There’s a line to get into every Irish pub in the city on St. Patrick’s Day, but none seem quite as long as the one at McSorley’s, arguably the city’s oldest bar. From the time the doors open at 8am until the last customers are booted out at 1 a.m., the queue winds well around the block, with St. Patrick’s Day revelers willing to stand in the cold for several hours to drink where supposedly Woody Guthrie, John Lennon, and believe it or not, even Abe Lincoln downed a pint.
On St. Patrick’s and every other day, current owner Mattie Maher—his is the third family to run the tavern—upholds a strict no-tolerance policy regarding drunk surliness, the longtime motto being “Be Good or Be Gone” (preferable to the now-abandoned philosophy of “Good Ale, Raw Onions, and No Ladies.”) For the McSorley’s staff, this must be the longest, most grueling day of the year.
We talk with bartender Gregory de la Haba about getting through the holiday, the bar’s trademark sawdust-strewn floors, and who gets bathroom duty.
How long have you been at McSorley’s? Since I got the owner’s daughter pregnant about 4 1/2 years ago.
Are you the son-in-law? Now I am. Ha.
How long does it take to get in on St. Patrick’s Day? We open up the doors at 8 Am, and within about five minutes, we fill up. The poor guy who gets cut off has to wait at least another three more hours before he’s let in, because once people are in, they’re not leaving until they get thrown out.
People literally stand outside for three hours? On that day, easily.

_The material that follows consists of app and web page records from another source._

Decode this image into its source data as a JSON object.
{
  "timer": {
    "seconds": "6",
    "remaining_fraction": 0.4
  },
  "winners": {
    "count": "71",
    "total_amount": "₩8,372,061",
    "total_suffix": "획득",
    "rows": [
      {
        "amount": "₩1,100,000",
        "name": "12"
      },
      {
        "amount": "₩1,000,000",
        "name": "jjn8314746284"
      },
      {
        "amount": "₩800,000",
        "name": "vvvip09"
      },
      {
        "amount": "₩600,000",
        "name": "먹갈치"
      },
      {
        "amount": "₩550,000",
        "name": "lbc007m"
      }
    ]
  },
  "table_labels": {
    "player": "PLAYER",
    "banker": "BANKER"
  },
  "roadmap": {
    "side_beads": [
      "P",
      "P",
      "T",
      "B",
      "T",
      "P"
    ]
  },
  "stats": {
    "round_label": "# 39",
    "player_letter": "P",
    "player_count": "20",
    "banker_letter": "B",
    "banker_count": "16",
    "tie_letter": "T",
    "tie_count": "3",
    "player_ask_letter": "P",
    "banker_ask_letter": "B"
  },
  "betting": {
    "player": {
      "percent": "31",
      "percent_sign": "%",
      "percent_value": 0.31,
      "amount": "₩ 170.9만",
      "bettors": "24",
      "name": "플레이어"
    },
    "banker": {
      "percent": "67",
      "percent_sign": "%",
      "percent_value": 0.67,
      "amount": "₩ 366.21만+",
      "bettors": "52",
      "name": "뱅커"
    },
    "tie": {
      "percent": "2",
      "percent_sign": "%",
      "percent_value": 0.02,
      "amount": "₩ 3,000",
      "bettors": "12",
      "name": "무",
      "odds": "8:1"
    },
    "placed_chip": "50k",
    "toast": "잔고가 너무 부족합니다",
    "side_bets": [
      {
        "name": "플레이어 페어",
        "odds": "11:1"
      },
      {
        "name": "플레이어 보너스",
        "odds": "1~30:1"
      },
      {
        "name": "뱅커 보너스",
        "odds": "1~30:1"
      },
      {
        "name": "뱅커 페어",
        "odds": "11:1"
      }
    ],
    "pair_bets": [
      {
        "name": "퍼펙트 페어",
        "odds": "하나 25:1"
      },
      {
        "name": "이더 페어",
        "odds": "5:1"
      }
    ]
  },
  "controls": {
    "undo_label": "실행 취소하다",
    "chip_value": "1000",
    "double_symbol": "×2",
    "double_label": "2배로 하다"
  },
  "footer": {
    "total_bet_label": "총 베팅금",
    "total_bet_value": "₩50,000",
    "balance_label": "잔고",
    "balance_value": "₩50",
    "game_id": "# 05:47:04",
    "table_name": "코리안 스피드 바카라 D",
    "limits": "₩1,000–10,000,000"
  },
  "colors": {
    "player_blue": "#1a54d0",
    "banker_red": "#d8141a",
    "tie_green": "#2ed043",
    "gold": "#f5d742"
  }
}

And people actually start lining up at 8 a.m.? Every year it gets earlier and earlier. Last year the first four people came at 5:15 a.m. They say St. Patrick’s Day is amateur’s day when it comes to drinking—but not here.
Who are these people who come at 5 a.m.? Do they tailgate? If we catch ’em drinking early, we send them on their way. But they’re all good guys, regulars. Normally, we see the same people year after year. Everybody who comes here that day has been here the year before, or been here 10 years in a row, twenty years in a row. We have groups that have been coming for 30 years.

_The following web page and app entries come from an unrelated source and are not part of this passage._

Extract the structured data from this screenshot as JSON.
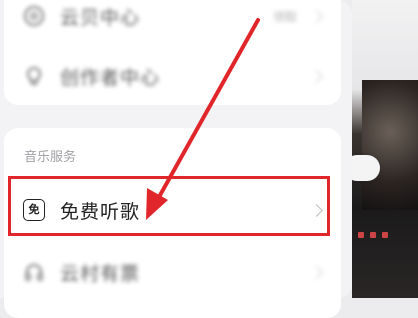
{
  "drawer": {
    "items_top": [
      {
        "label": "云贝中心",
        "badge": "领取"
      },
      {
        "label": "创作者中心"
      }
    ],
    "section_title": "音乐服务",
    "items_music": [
      {
        "label": "免费听歌",
        "icon_text": "免",
        "highlighted": true
      },
      {
        "label": "云村有票"
      }
    ]
  },
  "annotation": {
    "color": "#e0262a"
  }
}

What customer do you look forward to seeing the most on St. Patrick’s Day? All the regulars..I’ll tell you this. We have customers throughout the year, that if they don’t come in on a certain day, we’ll call to see if they’re okay. Like, this gentleman [gesturing to a man across from him, eating dinner] comes every Monday night for the leg of lamb. I only see him Monday nights, and he’s here every Monday night.

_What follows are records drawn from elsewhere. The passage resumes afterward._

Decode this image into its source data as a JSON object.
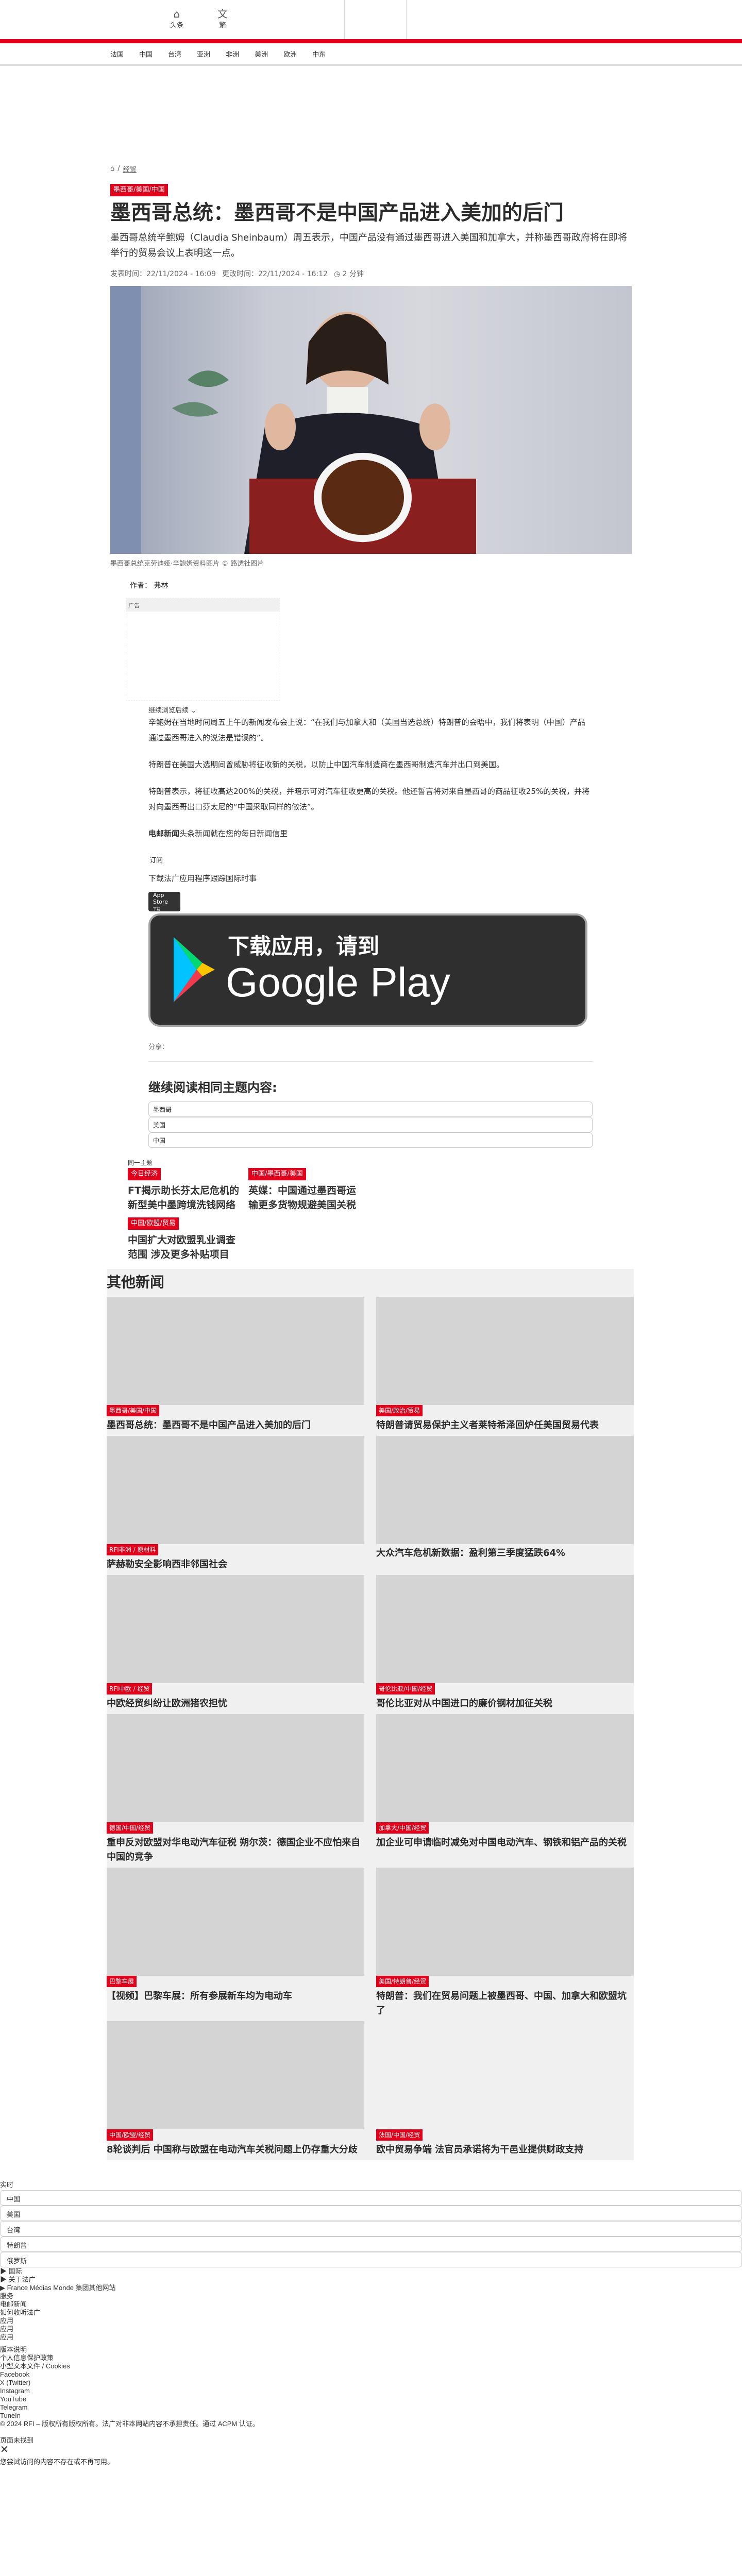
{
  "header": {
    "home_label": "头条",
    "lang_label": "繁",
    "nav": [
      "法国",
      "中国",
      "台湾",
      "亚洲",
      "非洲",
      "美洲",
      "欧洲",
      "中东"
    ]
  },
  "colors": {
    "accent": "#e2001a"
  },
  "breadcrumb": {
    "section": "经贸"
  },
  "article": {
    "tag": "墨西哥/美国/中国",
    "title": "墨西哥总统：墨西哥不是中国产品进入美加的后门",
    "lede": "墨西哥总统辛鲍姆（Claudia Sheinbaum）周五表示，中国产品没有通过墨西哥进入美国和加拿大，并称墨西哥政府将在即将举行的贸易会议上表明这一点。",
    "published_label": "发表时间：",
    "published": "22/11/2024 - 16:09",
    "modified_label": "更改时间：",
    "modified": "22/11/2024 - 16:12",
    "read_time": "2 分钟",
    "caption": "墨西哥总统克劳迪娅·辛鲍姆资料图片 © 路透社图片",
    "author": "作者： 弗林",
    "ad_label": "广告",
    "continue": "继续浏览后续",
    "paragraphs": [
      "辛鲍姆在当地时间周五上午的新闻发布会上说：“在我们与加拿大和（美国当选总统）特朗普的会晤中，我们将表明（中国）产品通过墨西哥进入的说法是错误的”。",
      "特朗普在美国大选期间曾威胁将征收新的关税，以防止中国汽车制造商在墨西哥制造汽车并出口到美国。",
      "特朗普表示，将征收高达200%的关税，并暗示可对汽车征收更高的关税。他还誓言将对来自墨西哥的商品征收25%的关税，并将对向墨西哥出口芬太尼的“中国采取同样的做法”。"
    ],
    "newsletter_bold": "电邮新闻",
    "newsletter_text": "头条新闻就在您的每日新闻信里",
    "subscribe": "订阅",
    "app_text": "下载法广应用程序跟踪国际时事",
    "appstore_label": "App Store",
    "appstore_sub": "下载",
    "gplay_line1": "下载应用，请到",
    "gplay_line2": "Google Play",
    "share_label": "分享："
  },
  "related": {
    "heading": "继续阅读相同主题内容:",
    "topics": [
      "墨西哥",
      "美国",
      "中国"
    ],
    "same_label": "同一主题",
    "items": [
      {
        "tag": "今日经济",
        "title": "FT揭示助长芬太尼危机的新型美中墨跨境洗钱网络"
      },
      {
        "tag": "中国/墨西哥/美国",
        "title": "英媒：中国通过墨西哥运输更多货物规避美国关税"
      },
      {
        "tag": "中国/欧盟/贸易",
        "title": "中国扩大对欧盟乳业调查范围 涉及更多补贴项目"
      }
    ]
  },
  "other_news": {
    "heading": "其他新闻",
    "items": [
      {
        "tag": "墨西哥/美国/中国",
        "title": "墨西哥总统：墨西哥不是中国产品进入美加的后门"
      },
      {
        "tag": "美国/政治/贸易",
        "title": "特朗普请贸易保护主义者莱特希泽回炉任美国贸易代表"
      },
      {
        "tag": "RFI非洲 / 原材料",
        "title": "萨赫勒安全影响西非邻国社会"
      },
      {
        "tag": "",
        "title": "大众汽车危机新数据：盈利第三季度猛跌64%"
      },
      {
        "tag": "RFI中欧 / 经贸",
        "title": "中欧经贸纠纷让欧洲猪农担忧"
      },
      {
        "tag": "哥伦比亚/中国/经贸",
        "title": "哥伦比亚对从中国进口的廉价钢材加征关税"
      },
      {
        "tag": "德国/中国/经贸",
        "title": "重申反对欧盟对华电动汽车征税 朔尔茨：德国企业不应怕来自中国的竞争"
      },
      {
        "tag": "加拿大/中国/经贸",
        "title": "加企业可申请临时减免对中国电动汽车、钢铁和铝产品的关税"
      },
      {
        "tag": "巴黎车展",
        "title": "【视频】巴黎车展：所有参展新车均为电动车"
      },
      {
        "tag": "美国/特朗普/经贸",
        "title": "特朗普：我们在贸易问题上被墨西哥、中国、加拿大和欧盟坑了"
      },
      {
        "tag": "中国/欧盟/经贸",
        "title": "8轮谈判后 中国称与欧盟在电动汽车关税问题上仍存重大分歧"
      },
      {
        "tag": "法国/中国/经贸",
        "title": "欧中贸易争端 法官员承诺将为干邑业提供财政支持"
      }
    ]
  },
  "footer": {
    "live_label": "实时",
    "live_topics": [
      "中国",
      "美国",
      "台湾",
      "特朗普",
      "俄罗斯"
    ],
    "sections": [
      "国际",
      "关于法广",
      "France Médias Monde 集团其他网站"
    ],
    "services_label": "服务",
    "services": [
      "电邮新闻",
      "如何收听法广",
      "应用",
      "应用",
      "应用"
    ],
    "legal": [
      "版本说明",
      "个人信息保护政策",
      "小型文本文件 / Cookies"
    ],
    "social": [
      "Facebook",
      "X (Twitter)",
      "Instagram",
      "YouTube",
      "Telegram",
      "TuneIn"
    ],
    "copyright": "© 2024 RFI – 版权所有版权所有。法广对非本网站内容不承担责任。通过 ACPM 认证。",
    "notfound_title": "页面未找到",
    "notfound_text": "您尝试访问的内容不存在或不再可用。"
  }
}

How has McSorley’s managed to stay open for so long [since 1854]? Yeah, even the legendary places close. Look at Second Avenue Deli, look at Billy’s up on First Avenue. I think it’s because our motto has been “Be Good or Be Gone,” we serve good ale, and we keep it simple: we open the doors each day, and the customers do the rest… Oh. [Talking to leg-of-of-lamb diner] And as this customer says, we own the building.
Who lives upstairs? Do you? No, but most of the staff do. All cousins, relatives of the family.
How many of you have to work on St. Patrick’s Day? The whole staff, everyone has to work that day. 14 people.
Who gets bathroom duty? We call that “The Shithouse.” And we have a guy, his name is Bobby Bongos. He’s a superb bongo player, percussionist. Plays all over town—he’s played bongos all over the world, actually. When he’s not playing his bongos, he’s doing the shithouse in the back.
How long has he been doing The Shithouse? Maybe 10 years now.
That’s a special man. So what goes faster, the light or dark beer? They’re both equally delicious and nutritious.
What are some problems that usually arise on St. Patrick’s Day? There’s usually one idiot out of the whole group of 20 guys. Even the friends know which one’s going to puke first. Sure enough, they’re right.
Who gets stuck cleaning up afterward? Is there a pecking order? Whoever’s section it is. We just throw some more sawdust down and sweep it up.
So sawdust takes care of everything? Sawdust is the cure-all.